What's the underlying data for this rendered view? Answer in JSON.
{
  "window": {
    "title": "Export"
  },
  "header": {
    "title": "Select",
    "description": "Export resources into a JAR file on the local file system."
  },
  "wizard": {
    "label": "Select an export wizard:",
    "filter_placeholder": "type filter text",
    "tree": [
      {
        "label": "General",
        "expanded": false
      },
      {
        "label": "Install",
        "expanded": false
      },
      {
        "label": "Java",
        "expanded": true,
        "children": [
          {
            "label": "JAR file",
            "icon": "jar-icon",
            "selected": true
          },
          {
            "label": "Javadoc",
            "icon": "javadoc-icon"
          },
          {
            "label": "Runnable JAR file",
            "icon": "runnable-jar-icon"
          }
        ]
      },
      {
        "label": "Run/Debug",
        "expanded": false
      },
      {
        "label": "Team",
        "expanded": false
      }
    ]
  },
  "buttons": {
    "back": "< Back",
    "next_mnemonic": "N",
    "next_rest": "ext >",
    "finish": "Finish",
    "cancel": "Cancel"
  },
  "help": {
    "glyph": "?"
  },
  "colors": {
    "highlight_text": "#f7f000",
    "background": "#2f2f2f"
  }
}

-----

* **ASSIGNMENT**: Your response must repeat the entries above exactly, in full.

* **TASK OUTPUT**:
What's the underlying data for this rendered view? Answer in JSON.
{
  "window": {
    "title": "Export"
  },
  "header": {
    "title": "Select",
    "description": "Export resources into a JAR file on the local file system."
  },
  "wizard": {
    "label": "Select an export wizard:",
    "filter_placeholder": "type filter text",
    "tree": [
      {
        "label": "General",
        "expanded": false
      },
      {
        "label": "Install",
        "expanded": false
      },
      {
        "label": "Java",
        "expanded": true,
        "children": [
          {
            "label": "JAR file",
            "icon": "jar-icon",
            "selected": true
          },
          {
            "label": "Javadoc",
            "icon": "javadoc-icon"
          },
          {
            "label": "Runnable JAR file",
            "icon": "runnable-jar-icon"
          }
        ]
      },
      {
        "label": "Run/Debug",
        "expanded": false
      },
      {
        "label": "Team",
        "expanded": false
      }
    ]
  },
  "buttons": {
    "back": "< Back",
    "next_mnemonic": "N",
    "next_rest": "ext >",
    "finish": "Finish",
    "cancel": "Cancel"
  },
  "help": {
    "glyph": "?"
  },
  "colors": {
    "highlight_text": "#f7f000",
    "background": "#2f2f2f"
  }
}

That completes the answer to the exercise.